**Task instructions**
Below are records; state how many of their lines hold the word "Windows", and give only the figure.

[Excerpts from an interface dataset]
==============================
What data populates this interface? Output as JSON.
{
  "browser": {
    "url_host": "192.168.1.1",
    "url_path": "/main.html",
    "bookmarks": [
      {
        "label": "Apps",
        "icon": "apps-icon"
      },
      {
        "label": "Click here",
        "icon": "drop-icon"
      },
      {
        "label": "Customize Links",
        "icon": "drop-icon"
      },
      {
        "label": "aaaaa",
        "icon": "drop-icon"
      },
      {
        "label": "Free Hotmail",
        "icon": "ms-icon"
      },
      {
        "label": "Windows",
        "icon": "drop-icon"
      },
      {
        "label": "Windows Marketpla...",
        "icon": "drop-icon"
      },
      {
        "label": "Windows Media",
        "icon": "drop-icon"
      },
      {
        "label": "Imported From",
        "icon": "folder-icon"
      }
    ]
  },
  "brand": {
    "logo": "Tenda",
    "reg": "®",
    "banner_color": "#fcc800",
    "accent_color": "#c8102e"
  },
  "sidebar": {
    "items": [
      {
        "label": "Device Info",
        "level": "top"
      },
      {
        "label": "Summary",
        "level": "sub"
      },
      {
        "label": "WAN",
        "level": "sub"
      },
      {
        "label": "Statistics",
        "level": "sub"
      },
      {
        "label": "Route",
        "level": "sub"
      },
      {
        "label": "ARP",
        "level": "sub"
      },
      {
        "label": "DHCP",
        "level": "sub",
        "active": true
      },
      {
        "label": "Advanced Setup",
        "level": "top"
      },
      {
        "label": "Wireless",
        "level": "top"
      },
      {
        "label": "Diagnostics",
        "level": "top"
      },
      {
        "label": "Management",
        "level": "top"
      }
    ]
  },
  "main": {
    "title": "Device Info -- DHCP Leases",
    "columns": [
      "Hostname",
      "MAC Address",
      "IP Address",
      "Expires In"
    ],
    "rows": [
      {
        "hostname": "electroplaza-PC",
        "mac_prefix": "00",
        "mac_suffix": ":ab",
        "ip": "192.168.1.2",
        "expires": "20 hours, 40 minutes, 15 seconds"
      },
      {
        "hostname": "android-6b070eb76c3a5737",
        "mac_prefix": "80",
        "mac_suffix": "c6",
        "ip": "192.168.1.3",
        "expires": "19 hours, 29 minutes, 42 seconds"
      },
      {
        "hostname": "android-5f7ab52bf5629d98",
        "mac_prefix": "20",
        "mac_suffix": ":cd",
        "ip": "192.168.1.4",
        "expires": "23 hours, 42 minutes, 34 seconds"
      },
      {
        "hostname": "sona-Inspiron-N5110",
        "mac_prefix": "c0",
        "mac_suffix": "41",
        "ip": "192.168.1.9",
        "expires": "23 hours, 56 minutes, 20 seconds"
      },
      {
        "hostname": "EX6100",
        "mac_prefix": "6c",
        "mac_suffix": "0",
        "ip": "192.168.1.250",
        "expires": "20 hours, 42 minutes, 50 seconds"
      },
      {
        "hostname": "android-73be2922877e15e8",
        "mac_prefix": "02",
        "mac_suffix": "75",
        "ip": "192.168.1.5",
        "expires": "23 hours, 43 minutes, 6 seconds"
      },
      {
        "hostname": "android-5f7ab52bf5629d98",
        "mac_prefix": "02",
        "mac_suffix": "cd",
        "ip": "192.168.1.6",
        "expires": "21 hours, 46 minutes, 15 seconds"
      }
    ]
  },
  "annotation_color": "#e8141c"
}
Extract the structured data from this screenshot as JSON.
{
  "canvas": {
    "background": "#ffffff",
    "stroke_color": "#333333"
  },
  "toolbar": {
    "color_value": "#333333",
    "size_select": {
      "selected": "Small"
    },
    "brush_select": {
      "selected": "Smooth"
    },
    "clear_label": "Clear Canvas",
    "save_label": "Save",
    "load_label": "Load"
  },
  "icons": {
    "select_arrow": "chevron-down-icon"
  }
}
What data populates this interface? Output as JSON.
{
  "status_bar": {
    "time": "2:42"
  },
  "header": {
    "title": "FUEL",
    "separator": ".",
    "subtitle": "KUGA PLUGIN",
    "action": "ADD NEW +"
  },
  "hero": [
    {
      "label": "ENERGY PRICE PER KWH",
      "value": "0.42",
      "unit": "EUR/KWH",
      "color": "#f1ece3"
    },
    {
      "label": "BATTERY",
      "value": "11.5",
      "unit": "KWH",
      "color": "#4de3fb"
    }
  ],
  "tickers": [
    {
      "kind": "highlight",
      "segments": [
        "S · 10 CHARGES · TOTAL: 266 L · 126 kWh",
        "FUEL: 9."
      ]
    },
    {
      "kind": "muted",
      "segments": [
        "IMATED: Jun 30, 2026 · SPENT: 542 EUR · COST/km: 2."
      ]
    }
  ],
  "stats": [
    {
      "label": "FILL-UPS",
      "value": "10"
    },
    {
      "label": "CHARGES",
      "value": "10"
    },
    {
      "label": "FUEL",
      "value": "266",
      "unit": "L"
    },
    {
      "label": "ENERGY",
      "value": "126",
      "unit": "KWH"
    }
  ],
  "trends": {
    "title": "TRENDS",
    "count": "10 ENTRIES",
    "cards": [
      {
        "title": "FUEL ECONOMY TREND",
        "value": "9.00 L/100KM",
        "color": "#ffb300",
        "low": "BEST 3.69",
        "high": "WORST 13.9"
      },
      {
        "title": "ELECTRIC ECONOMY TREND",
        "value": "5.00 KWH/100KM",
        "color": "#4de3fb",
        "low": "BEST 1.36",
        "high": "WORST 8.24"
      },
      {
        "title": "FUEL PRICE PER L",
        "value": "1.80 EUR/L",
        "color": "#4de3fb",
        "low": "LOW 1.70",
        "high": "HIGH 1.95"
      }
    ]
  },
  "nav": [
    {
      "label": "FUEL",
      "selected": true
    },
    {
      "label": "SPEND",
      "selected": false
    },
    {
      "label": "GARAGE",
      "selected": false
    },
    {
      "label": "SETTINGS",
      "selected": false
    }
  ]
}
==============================
**Response area**
3